Kilauea Volcano, Hawaii

Photo by Anthony Quintano

Where in the West Should I Go? • 52 Places to Visit in 2022

Head over to the Big Island to experience Hawaii’s only active volcano and witness the magnificence of Pele, the Hawaiian goddess of volcanoes and fire. Hawai‘i Volcanoes National Park is a designated UNESCO World Heritage Site boasting exceptional crater lookouts, education centers, travel experiences and cultural landscapes. 

There are five volcanoes on Big Island, but Kilauea’s active Halema’uma’u Crater is the most famous, periodically erupting in a wonderous fashion. You can watch lava fountains erupt up to 50 feet above the crater and enjoy a variety of traveler experiences inside the park. The Hawaiian Islands formed from volcanoes developed by a hot spot, extracting lava from deep within Earth’s crust. Each island formed over millions of years as the crust moved over the hot spot, currently situated beneath the extreme southeastern side of Big Island. Visiting the park at night offers entirely new viewing opportunities as erupting lava radiates the dark atmosphere, creating a vibrant red glow contrasted by celestial night skies. 

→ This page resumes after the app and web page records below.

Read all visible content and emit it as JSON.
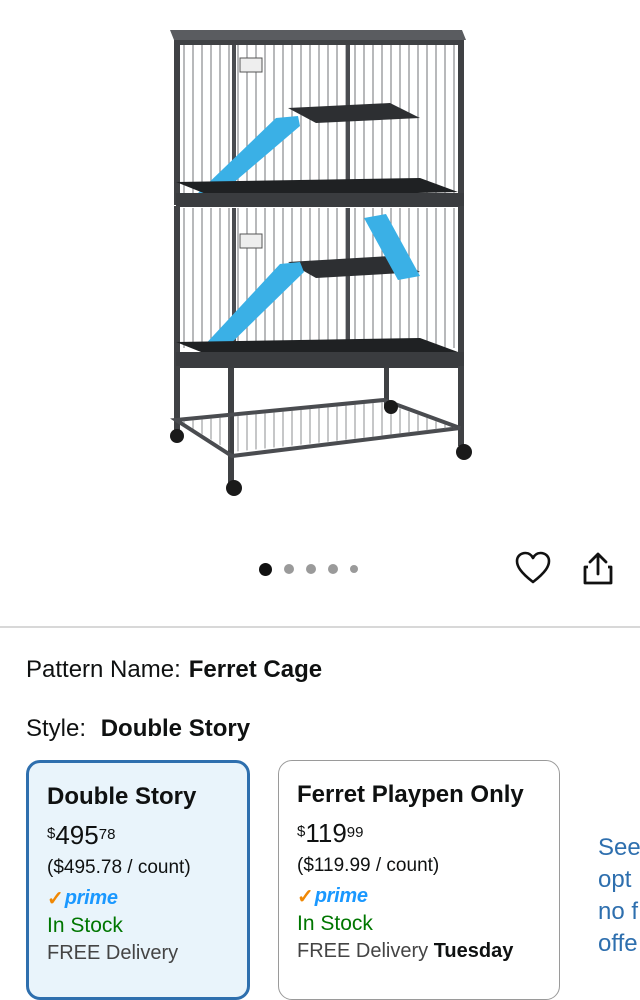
{
  "gallery": {
    "image_alt": "Ferret cage product image",
    "dots_count": 5,
    "active_index": 0
  },
  "actions": {
    "favorite_icon": "heart-icon",
    "share_icon": "share-icon"
  },
  "pattern": {
    "label": "Pattern Name:",
    "value": "Ferret Cage"
  },
  "style": {
    "label": "Style:",
    "value": "Double Story"
  },
  "options": [
    {
      "title": "Double Story",
      "currency": "$",
      "price_whole": "495",
      "price_cents": "78",
      "unit_price": "($495.78 / count)",
      "prime_label": "prime",
      "stock": "In Stock",
      "delivery": "FREE Delivery",
      "delivery_day": "",
      "selected": true
    },
    {
      "title": "Ferret Playpen Only",
      "currency": "$",
      "price_whole": "119",
      "price_cents": "99",
      "unit_price": "($119.99 / count)",
      "prime_label": "prime",
      "stock": "In Stock",
      "delivery": "FREE Delivery",
      "delivery_day": "Tuesday",
      "selected": false
    }
  ],
  "see_more": {
    "lines": [
      "See",
      "opt",
      "no f",
      "offe"
    ]
  },
  "colors": {
    "link_blue": "#2e6fae",
    "in_stock_green": "#007600",
    "prime_blue": "#1a98ff",
    "prime_orange": "#f08804",
    "cage_blue": "#3ab0e6"
  }
}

Eruptions are the busiest time to visit the park and also the most exciting, but if your travel plans are outside of an eruption there are still many sights and activities. During the day you can hike through the park to visit ancient lava tubes, steam vents and crater observatories. You can also spend time exploring the volcanic terrain or venturing more than 123,000 acres of designated wilderness. Stay up to date on volcano eruption status at the Volcanoes National Park website to plan your trip accordingly.